### Exercise details
Where "this" appears in a line of the entries below, that line should be copied.

↓

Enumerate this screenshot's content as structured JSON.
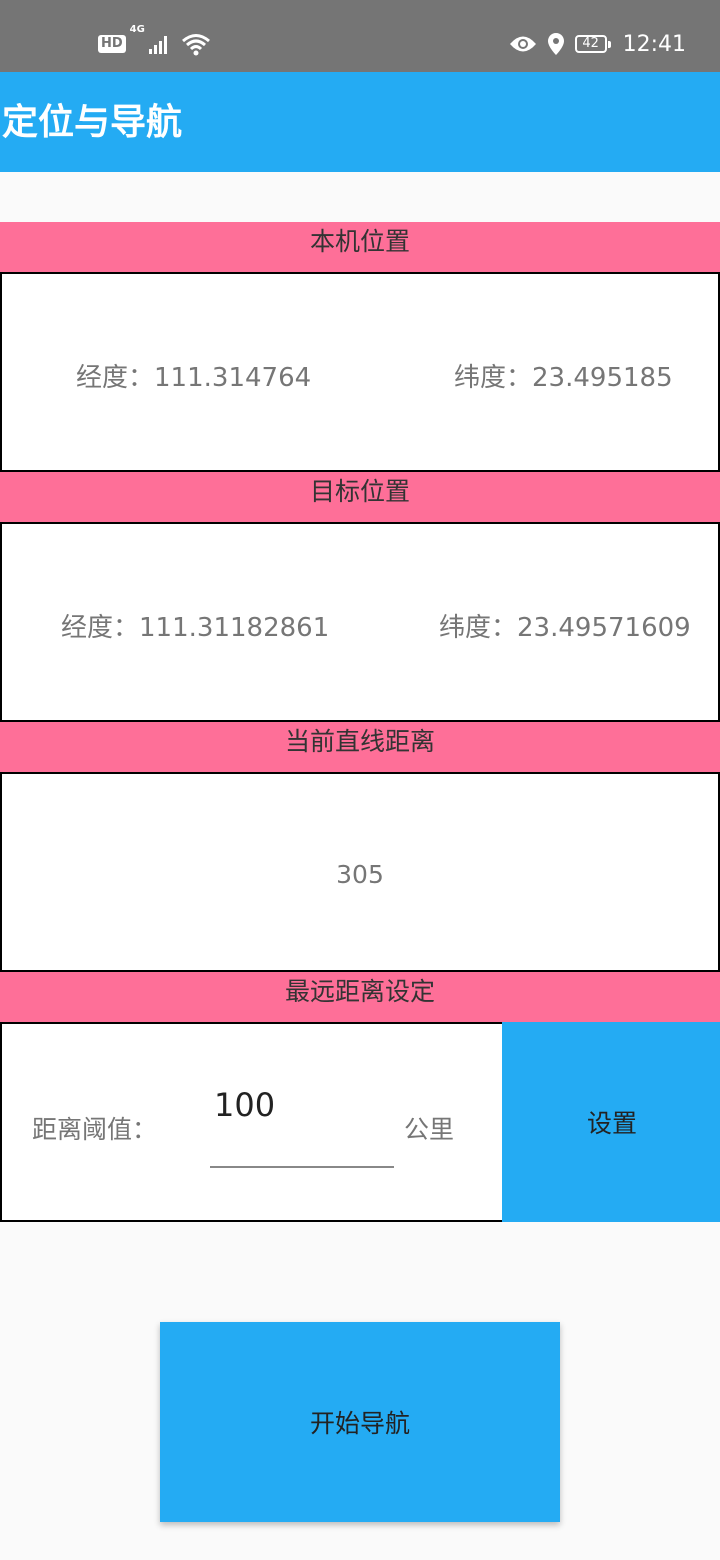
{
  "status_bar": {
    "hd_label": "HD",
    "network_label": "4G",
    "battery_level": "42",
    "time": "12:41",
    "icons": [
      "signal-icon",
      "wifi-icon",
      "eye-icon",
      "location-icon",
      "battery-icon"
    ]
  },
  "app_bar": {
    "title": "定位与导航"
  },
  "local_position": {
    "header": "本机位置",
    "longitude_label": "经度：",
    "longitude": "111.314764",
    "latitude_label": "纬度：",
    "latitude": "23.495185"
  },
  "target_position": {
    "header": "目标位置",
    "longitude_label": "经度：",
    "longitude": "111.31182861",
    "latitude_label": "纬度：",
    "latitude": "23.49571609"
  },
  "current_distance": {
    "header": "当前直线距离",
    "value": "305"
  },
  "max_distance": {
    "header": "最远距离设定",
    "threshold_label": "距离阈值：",
    "threshold_value": "100",
    "unit": "公里",
    "set_button": "设置"
  },
  "start_nav_button": "开始导航",
  "colors": {
    "app_bar": "#24abf3",
    "section_header": "#fe6f98",
    "button": "#24abf3",
    "status_bar": "#757575"
  }
}
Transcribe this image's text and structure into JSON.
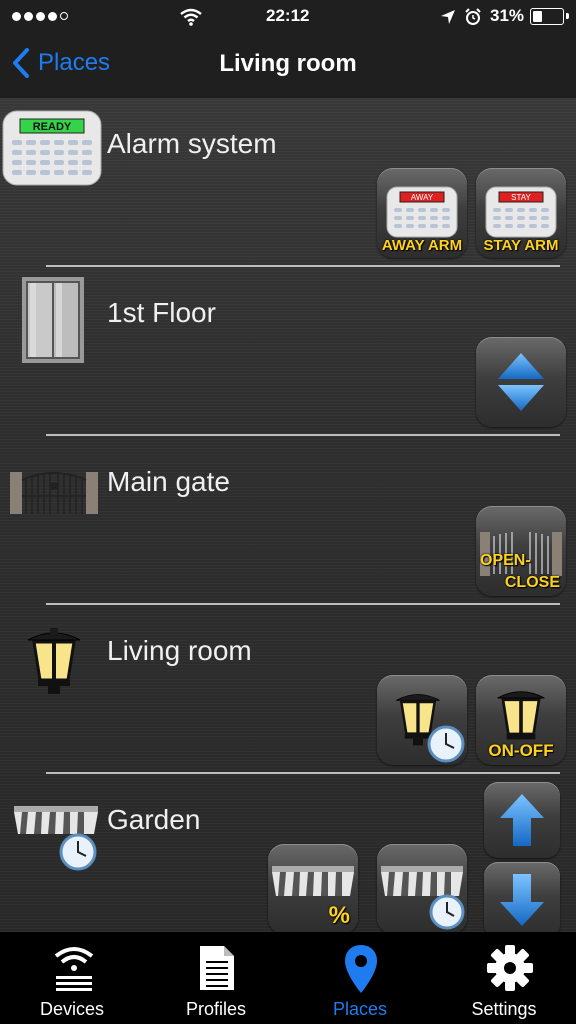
{
  "status_bar": {
    "time": "22:12",
    "battery": "31%"
  },
  "nav": {
    "back_label": "Places",
    "title": "Living room"
  },
  "rows": [
    {
      "title": "Alarm system",
      "buttons": [
        {
          "label": "AWAY ARM",
          "screen_text": "AWAY"
        },
        {
          "label": "STAY ARM",
          "screen_text": "STAY"
        }
      ],
      "icon_screen_text": "READY"
    },
    {
      "title": "1st Floor",
      "buttons": [
        {
          "label": ""
        }
      ]
    },
    {
      "title": "Main gate",
      "buttons": [
        {
          "label": "OPEN-",
          "label2": "CLOSE"
        }
      ]
    },
    {
      "title": "Living room",
      "buttons": [
        {
          "label": ""
        },
        {
          "label": "ON-OFF"
        }
      ]
    },
    {
      "title": "Garden",
      "buttons": [
        {
          "label": "%"
        },
        {
          "label": ""
        },
        {
          "label": ""
        },
        {
          "label": ""
        }
      ]
    }
  ],
  "tabs": [
    {
      "label": "Devices"
    },
    {
      "label": "Profiles"
    },
    {
      "label": "Places",
      "active": true
    },
    {
      "label": "Settings"
    }
  ],
  "colors": {
    "accent": "#1e7cf0",
    "button_label": "#ffd21f"
  }
}
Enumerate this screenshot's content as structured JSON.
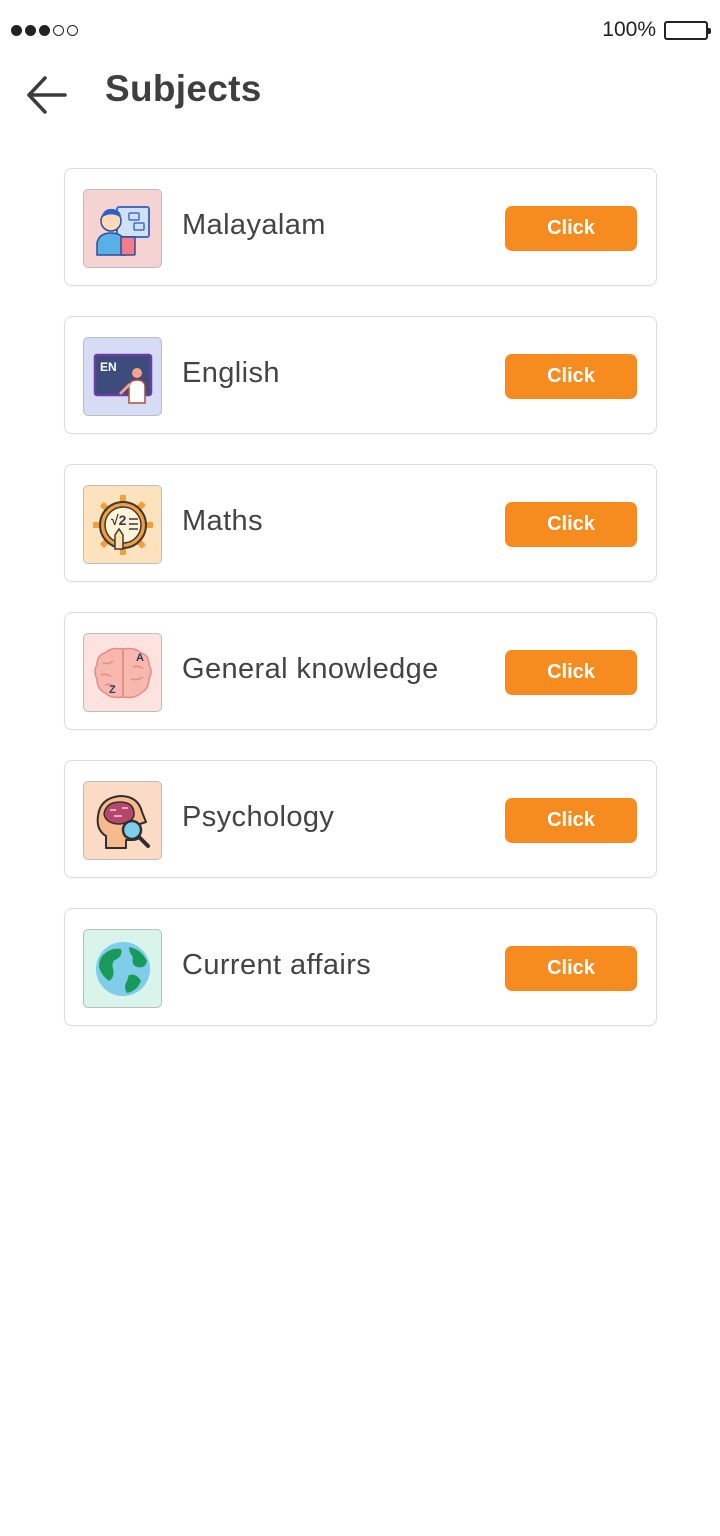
{
  "status_bar": {
    "signal_filled": 3,
    "signal_total": 5,
    "battery_percent_label": "100%",
    "battery_level": 1.0
  },
  "header": {
    "back_icon": "arrow-left-icon",
    "title": "Subjects"
  },
  "colors": {
    "accent": "#f68b1f",
    "title_text": "#3f3f3f",
    "card_border": "#dcdcdc"
  },
  "subjects": [
    {
      "name": "Malayalam",
      "icon": "teacher-icon",
      "icon_bg": "#f5d3d3",
      "button_label": "Click"
    },
    {
      "name": "English",
      "icon": "english-blackboard-icon",
      "icon_bg": "#d6dcf3",
      "button_label": "Click"
    },
    {
      "name": "Maths",
      "icon": "math-gear-icon",
      "icon_bg": "#fde3bd",
      "button_label": "Click"
    },
    {
      "name": "General knowledge",
      "icon": "brain-icon",
      "icon_bg": "#fde3e0",
      "button_label": "Click"
    },
    {
      "name": "Psychology",
      "icon": "head-magnifier-icon",
      "icon_bg": "#fbdac6",
      "button_label": "Click"
    },
    {
      "name": "Current affairs",
      "icon": "globe-icon",
      "icon_bg": "#d9f4ea",
      "button_label": "Click"
    }
  ]
}
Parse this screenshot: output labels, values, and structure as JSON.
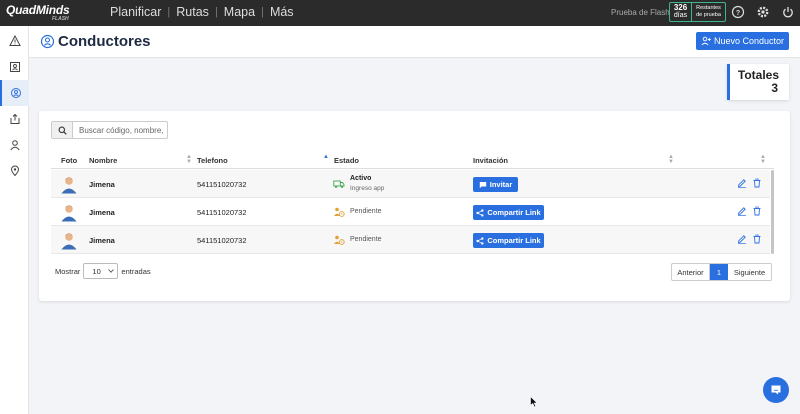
{
  "app": {
    "logo": "QuadMinds",
    "logo_sub": "FLASH",
    "nav": [
      "Planificar",
      "Rutas",
      "Mapa",
      "Más"
    ],
    "trial_label": "Prueba de Flash",
    "days_count": "326",
    "days_unit": "días",
    "remaining_line1": "Restantes",
    "remaining_line2": "de prueba"
  },
  "sidebar": {
    "items": [
      "warning-icon",
      "contacts-icon",
      "location-pin-icon",
      "export-icon",
      "user-icon",
      "map-pin-icon"
    ],
    "active_index": 2
  },
  "page": {
    "title": "Conductores",
    "new_button": "Nuevo Conductor",
    "totals_label": "Totales",
    "totals_value": "3"
  },
  "search": {
    "placeholder": "Buscar código, nombre,"
  },
  "table": {
    "columns": [
      "Foto",
      "Nombre",
      "Telefono",
      "Estado",
      "Invitación"
    ],
    "sorted_column": "Telefono",
    "rows": [
      {
        "name": "Jimena",
        "phone": "541151020732",
        "status": "Activo",
        "status_sub": "Ingreso app",
        "action": "Invitar"
      },
      {
        "name": "Jimena",
        "phone": "541151020732",
        "status": "Pendiente",
        "status_sub": "",
        "action": "Compartir Link"
      },
      {
        "name": "Jimena",
        "phone": "541151020732",
        "status": "Pendiente",
        "status_sub": "",
        "action": "Compartir Link"
      }
    ]
  },
  "footer": {
    "show_label": "Mostrar",
    "page_size": "10",
    "entries_label": "entradas",
    "prev": "Anterior",
    "current_page": "1",
    "next": "Siguiente"
  },
  "colors": {
    "accent": "#2a6fe0",
    "topbar": "#2b2b2b",
    "trial_border": "#3fb58a",
    "active_status": "#3fa44a",
    "pending_status": "#e0a13a"
  }
}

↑

### Expected answer
Enumerate this screenshot's content as structured JSON.
Transcribe this image's text and structure into JSON.
Enumerate this screenshot's content as structured JSON.
Parse this screenshot: output labels, values, and structure as JSON.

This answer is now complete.